Saturday’s wedding of Prince Harry and Meghan Markle is creating another surge of American royal mania, and with a particular twist — besotted chatter about their offspring someday running for Congress, or even president, while remaining in the line of succession to the British throne.

It’s a fanciful notion, regardless of whether the Los Angeles actress retains dual citizenship after she passes her British citizenship test, because the Constitution prevents titled nobles from taking federal office.

John McCain’s Advice for the Next Immigration Battle
Memoir coming out next week, just as House members try to force floor debate

Sen. John McCain, right, has written advice for the lawmakers fighting the next immigration battle, highlighting his own with former Sen. Edward M. Kennedy. (Chris Maddaloni/CQ Roll Call file photo)

It’s fitting that Sen. John McCain’s memoir, likely his last, will arrive just as a bipartisan contingent of House lawmakers is seeking to work around Republican leaders’ objections to moving an immigration bill.

McCain, a longtime supporter of overhauling immigration laws, has some advice for newer colleagues searching for the path to legislative victory, even when their own leadership may not be on board.

Senate Democrats Claim Small Victory on Net Neutrality
Will be taking the debate to the ballot box

Sen. Edward J. Markey has led the charge on the resolution that would effectively bring back net neutrality rules. (Bill Clark/CQ Roll Call file photo)

Senate Democrats won’t be scoring many legislative victories this year. So Wednesday’s win on a joint resolution that would upend the effort by the Federal Communications Commission to reverse Obama-era regulations on net neutrality was cause for mild celebration.

“A key question for anyone on the campaign trail in 2018 now will be: Do you support net neutrality?” Sen. Edward J. Markey of Massachusetts said at a news conference with House and Senate Democratic leaders on the effort to block the Trump administration from rolling back the regulations.

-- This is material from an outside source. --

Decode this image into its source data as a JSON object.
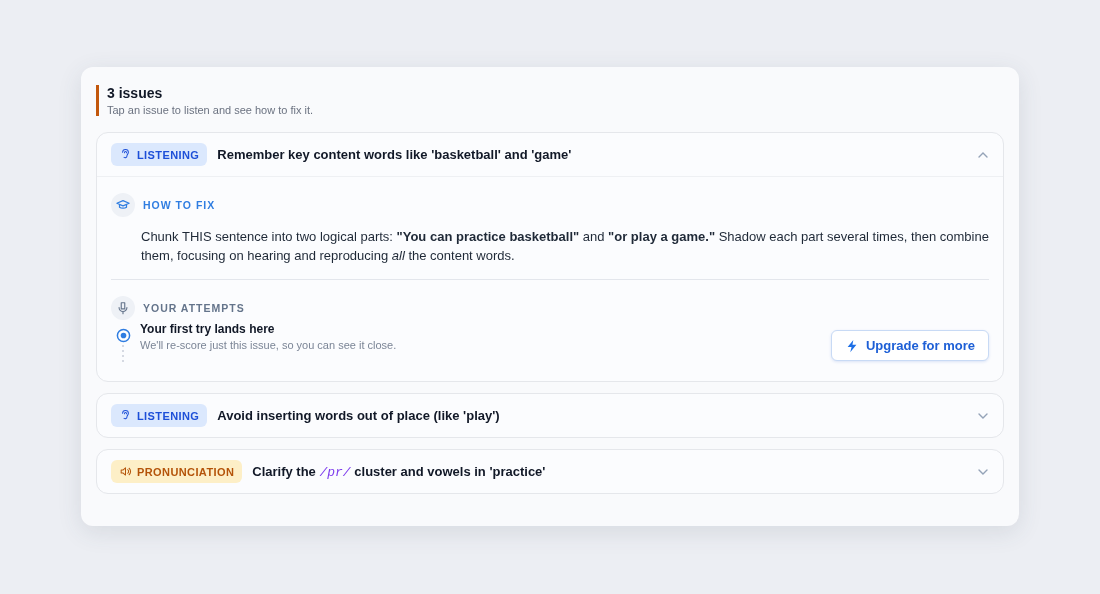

Democrats Focus on 2018 at Ideas Summit, With Eye to 2020
Warren announces new donations to back state legislative efforts

Sen. Doug Jones was among the afternoon panelists at the Center for American Progress conference Tuesday. (Sarah Silbiger/CQ Roll Call)

Many of the Senate Democrats at Tuesday’s Center for American Progress Ideas Conference are 2020 presidential contenders and brought to the progressive policy gathering a wide array of political positions, not to mention approaches to their presentations.

Sen. Elizabeth Warren, who closed the event, focused not so much on individual ideas presented on the stage, but on the nuts-and-bolts importance of winning elections at the state and local level.

San Antonio Not Looking for a Republican Invasion
GOP convention could produce intense anger — without a sure economic windfall — in Latino-majority city

Some folks in San Antonio weren’t too happy when the Mexican army invaded in 1836. Now city officials have decided Republicans need to find some other city to occupy during their national convention in 2020. (Jill Torrance/Getty Images file photo)